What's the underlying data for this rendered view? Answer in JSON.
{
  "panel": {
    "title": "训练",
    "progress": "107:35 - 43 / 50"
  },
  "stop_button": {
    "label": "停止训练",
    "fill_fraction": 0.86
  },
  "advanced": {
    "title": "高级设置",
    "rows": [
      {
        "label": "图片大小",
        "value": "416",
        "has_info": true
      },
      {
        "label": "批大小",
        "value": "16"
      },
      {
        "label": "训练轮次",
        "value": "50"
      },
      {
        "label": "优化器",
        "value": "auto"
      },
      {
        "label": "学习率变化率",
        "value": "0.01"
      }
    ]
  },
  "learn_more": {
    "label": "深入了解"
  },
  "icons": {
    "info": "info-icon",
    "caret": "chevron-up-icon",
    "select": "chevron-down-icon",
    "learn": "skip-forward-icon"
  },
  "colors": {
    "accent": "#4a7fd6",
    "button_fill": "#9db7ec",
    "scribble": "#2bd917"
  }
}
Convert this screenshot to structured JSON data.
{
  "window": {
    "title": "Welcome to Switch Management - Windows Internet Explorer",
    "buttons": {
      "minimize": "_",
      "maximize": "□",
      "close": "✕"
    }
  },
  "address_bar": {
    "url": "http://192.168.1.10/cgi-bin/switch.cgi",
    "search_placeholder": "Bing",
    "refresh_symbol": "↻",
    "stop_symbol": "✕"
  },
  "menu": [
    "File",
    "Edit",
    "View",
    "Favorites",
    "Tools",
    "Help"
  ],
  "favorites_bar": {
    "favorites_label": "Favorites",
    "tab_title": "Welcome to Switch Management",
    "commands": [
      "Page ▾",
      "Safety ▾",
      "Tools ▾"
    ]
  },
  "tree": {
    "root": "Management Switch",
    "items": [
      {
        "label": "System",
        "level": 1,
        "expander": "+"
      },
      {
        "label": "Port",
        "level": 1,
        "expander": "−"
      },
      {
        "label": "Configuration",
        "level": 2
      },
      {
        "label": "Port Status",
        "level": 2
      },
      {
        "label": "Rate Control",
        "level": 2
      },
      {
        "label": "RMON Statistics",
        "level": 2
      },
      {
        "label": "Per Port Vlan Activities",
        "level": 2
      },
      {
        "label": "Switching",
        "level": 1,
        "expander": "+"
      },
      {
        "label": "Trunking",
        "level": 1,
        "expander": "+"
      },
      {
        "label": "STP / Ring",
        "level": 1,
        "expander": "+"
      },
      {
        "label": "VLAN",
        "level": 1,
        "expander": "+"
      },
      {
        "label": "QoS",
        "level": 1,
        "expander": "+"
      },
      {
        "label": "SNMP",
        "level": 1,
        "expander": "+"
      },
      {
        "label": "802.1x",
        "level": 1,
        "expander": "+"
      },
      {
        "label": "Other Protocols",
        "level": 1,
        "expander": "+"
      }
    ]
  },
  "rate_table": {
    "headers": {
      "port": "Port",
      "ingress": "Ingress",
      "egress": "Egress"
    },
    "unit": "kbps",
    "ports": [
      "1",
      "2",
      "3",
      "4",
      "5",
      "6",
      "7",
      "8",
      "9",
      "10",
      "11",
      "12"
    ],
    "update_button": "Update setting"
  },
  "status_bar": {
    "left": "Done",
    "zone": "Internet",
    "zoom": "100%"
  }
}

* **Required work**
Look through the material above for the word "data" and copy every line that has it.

* **Solution for this problem**
What's the underlying data for this rendered view? Answer in JSON.
Convert this screenshot to structured JSON data.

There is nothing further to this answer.